Many people leave unwanted goods like furniture and books out by the curb, but Sela Barker took this strategy to a new level in 2004 when she offered her 1924 Portland, Oregon, house to anyone who would move it from her property. “I didn’t want to tear the house down, but there wasn’t much worthwhile about it,” Barker recalls. “It had become too small for my family and had no architecturally redeeming qualities.”

Instead of smashing a usable building to rubble, Barker hired Portland’s ReBuilding center, the largest nonprofit source of reusable building materials in North America, to dismantle everything but the concrete foundation and preserve usable materials and fixtures. Barker donated salvaged items to the Center and received a tax credit that covered 50 percent of her deconstruction costs, plus a bonus: furniture built by the center’s Refind Furniture Studios using old-growth fir recovered from her house.

Home deconstruction is a growing movement in the building industry that recycles valuable materials and minimizes noise and air pollution associated with tearing down buildings. According to the National Association of Home Builders, about 245,000 homes and apartments are demolished every year, generating 74 million tons of jumbledup concrete, wood, brick, asphalt, metals, glass, and other materials. Building materials in good condition can be reused, but construction and demolition (C&D) waste typically ends up in landfills because home demolitions tend to be quick and dirty: Backhoes and excavators can crush a house into residential hash in a day or less.

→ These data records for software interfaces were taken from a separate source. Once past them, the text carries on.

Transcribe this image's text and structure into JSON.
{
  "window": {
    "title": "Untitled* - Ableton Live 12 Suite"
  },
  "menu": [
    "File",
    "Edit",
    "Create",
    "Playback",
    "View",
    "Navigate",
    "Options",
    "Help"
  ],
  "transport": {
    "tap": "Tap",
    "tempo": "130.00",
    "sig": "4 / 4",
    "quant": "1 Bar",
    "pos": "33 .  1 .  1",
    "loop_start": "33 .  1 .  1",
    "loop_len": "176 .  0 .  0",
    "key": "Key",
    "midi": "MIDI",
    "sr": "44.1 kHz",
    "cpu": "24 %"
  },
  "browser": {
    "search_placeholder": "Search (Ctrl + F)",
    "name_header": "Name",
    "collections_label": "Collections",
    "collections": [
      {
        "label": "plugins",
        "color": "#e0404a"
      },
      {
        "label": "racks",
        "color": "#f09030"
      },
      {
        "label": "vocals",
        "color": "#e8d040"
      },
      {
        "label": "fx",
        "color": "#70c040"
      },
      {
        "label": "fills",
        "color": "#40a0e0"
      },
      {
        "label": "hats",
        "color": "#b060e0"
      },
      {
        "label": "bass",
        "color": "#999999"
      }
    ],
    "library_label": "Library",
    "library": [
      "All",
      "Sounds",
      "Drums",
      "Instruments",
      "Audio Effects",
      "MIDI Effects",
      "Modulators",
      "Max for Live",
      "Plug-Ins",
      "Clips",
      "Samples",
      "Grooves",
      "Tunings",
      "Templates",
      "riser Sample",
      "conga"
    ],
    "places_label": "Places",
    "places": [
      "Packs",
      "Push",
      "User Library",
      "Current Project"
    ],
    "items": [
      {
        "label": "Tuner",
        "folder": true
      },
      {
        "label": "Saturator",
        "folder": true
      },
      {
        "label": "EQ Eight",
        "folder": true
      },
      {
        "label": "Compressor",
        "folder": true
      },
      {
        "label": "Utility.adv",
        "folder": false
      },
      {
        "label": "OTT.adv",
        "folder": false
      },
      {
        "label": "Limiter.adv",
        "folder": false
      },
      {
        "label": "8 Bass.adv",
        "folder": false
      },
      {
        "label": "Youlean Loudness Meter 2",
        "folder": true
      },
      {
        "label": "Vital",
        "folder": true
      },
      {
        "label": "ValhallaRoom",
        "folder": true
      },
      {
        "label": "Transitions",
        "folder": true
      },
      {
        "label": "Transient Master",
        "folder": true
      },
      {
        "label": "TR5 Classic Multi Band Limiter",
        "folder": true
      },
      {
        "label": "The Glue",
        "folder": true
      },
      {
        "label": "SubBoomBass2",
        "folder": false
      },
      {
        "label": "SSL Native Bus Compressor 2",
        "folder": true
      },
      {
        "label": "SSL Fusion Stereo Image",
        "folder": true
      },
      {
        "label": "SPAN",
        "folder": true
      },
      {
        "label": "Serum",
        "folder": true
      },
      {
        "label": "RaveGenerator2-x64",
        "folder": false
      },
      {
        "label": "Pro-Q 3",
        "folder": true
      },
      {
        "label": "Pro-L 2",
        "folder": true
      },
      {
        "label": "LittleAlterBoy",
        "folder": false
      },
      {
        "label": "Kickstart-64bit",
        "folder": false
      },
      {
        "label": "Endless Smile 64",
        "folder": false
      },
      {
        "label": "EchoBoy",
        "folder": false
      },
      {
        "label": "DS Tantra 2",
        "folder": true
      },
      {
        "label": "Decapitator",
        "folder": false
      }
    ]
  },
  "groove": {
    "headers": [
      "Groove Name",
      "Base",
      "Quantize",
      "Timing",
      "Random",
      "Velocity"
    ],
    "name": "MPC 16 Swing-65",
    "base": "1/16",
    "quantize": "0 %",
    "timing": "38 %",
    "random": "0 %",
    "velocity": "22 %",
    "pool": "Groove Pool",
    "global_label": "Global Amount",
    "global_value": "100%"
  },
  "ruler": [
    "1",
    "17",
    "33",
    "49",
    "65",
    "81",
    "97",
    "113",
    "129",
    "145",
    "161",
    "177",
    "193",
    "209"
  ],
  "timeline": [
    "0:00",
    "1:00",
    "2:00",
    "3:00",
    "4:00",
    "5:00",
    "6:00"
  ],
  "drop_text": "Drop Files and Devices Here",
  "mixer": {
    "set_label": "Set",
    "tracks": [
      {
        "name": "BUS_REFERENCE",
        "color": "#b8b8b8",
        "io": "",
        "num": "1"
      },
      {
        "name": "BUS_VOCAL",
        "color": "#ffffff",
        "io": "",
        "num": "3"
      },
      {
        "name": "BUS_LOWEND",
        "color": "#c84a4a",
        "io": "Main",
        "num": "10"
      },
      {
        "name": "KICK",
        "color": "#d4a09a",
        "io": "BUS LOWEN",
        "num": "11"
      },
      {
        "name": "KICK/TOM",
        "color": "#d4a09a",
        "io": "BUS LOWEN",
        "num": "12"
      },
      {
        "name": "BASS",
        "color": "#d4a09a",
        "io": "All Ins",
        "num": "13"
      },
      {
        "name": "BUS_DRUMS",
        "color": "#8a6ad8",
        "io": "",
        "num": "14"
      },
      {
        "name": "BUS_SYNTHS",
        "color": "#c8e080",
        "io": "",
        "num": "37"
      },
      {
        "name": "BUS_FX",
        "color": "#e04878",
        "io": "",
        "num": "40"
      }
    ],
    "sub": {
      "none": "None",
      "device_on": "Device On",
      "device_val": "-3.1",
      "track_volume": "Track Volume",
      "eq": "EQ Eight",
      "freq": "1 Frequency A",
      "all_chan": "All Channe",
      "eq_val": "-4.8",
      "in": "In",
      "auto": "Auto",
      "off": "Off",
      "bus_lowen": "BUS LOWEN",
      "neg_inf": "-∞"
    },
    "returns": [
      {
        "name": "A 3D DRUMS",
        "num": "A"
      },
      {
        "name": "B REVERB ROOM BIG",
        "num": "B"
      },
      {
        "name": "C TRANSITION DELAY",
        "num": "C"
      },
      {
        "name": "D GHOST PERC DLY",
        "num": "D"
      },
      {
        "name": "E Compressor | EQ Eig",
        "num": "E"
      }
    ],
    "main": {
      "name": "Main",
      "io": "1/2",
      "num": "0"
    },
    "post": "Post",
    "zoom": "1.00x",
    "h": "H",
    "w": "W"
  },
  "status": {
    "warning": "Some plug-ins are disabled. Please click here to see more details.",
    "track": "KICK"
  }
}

The best candidates for deconstruction are well-maintained properties—either older houses that contain materials like high-quality brick and old-growth lumber, or new houses with modern, high-performance materials and fixtures. “Newer is better if a house is going to be deconstructed down to the foundation, because modern lumber and double-paned windows are easiest for us to sell,” says John Grossman, manager of ReStore Home Improvement Center in Springfield, Massachusetts. “Older structures that have been updated can have both kinds of treasure in them.”

Sepi Gilani of Weston, Massachusetts, hired the ReStore to do a partial deconstruction, removing valuable items and demolishing the rest, when her family decided to raze their house and rebuild on-site. Tax deduc-tions and avoided disposal costs offset labor costs, says Gilani, and deconstruction took away some of the stigma associated with doing a teardown. “Environmentally, morally, and socially, if you’re going to do something as extreme as taking down a house and starting over, at least you can make sure those materials are used again,” she says.

Owners can donate recovered materials to nonprofits like ReStore or the ReBuilding Center, or sell them to high-end architectural salvage dealers. Neil Seldman, president of the Institute for Local Self-Reliance (ILSR), estimates that a wellmaintained 4,000-square-foot house may yield $10,000 to $20,000 of salvaged materials depending on the house’s style and contents.

In many regions, there are strong local markets for signature materials in limited supply, such as Dade County Pine, a dense, strong wood that was used in many of South Florida’s oldest houses, and the light-gold “Cream City Bricks” cast from Lake Michigan clay, which were used in many buildings around Milwaukee.

Home deconstruction projects typically require one contractor to manage the overall project, another to handle deconstruction, and a third specialist to remove hazardous materials such as lead paint and asbestos (some contractors handle several of these tasks). Betsy Freiburger, a project manager with Krupp General Contractors in Madison, Wisconsin, recommends screening contractors carefully to ensure that they use appropriate safety and material handling practices. Deconstruction is labor-intensive, but Freiburger says that it can be done efficiently. “Time isn’t a big constraint, but you need space for sorting. If you don’t have room for a crane to pick materials out, you need more labor,” she says.

With rising energy prices driving up material costs and some states banning C&D waste from landfills, deconstruction and salvage are poised to grow. ILSR’s Seldman says that thanks to new tools and several decades of experience, deconstruction today is often as fast and affordable as conventional demolition, even without factoring in tax benefits. “If you recycle your house, you’ll probably salvage more materials at once than your family will put into curbside bins in a decade,” says Seldman. “It’s a

big opportunity.”


Find a contractor. If your general contractor can’t help, contact Habitat ReStores (, the Institute for Local Self-Reliance (, or your local building materials recycling centers for referrals.

Decide where to sell or donate materials. Options include nonprofits that recycle materials or private architectural salvage dealers ( Specify how proceeds or tax benefits will be allocated between you and the contractor.

Make a target list. Walk through your house with contractors to identify elements that can be salvaged, highlighting anything you’d like to save. Study building plans and records of previous renovations for features that may be hidden.

Document the project. Contractors should provide photographs and written inventories of recovered materials, with estimated resale values.

Story by Jennifer Weeks. This article originally appeared in Plenty in November 2006.

Copyright Environ Press 2006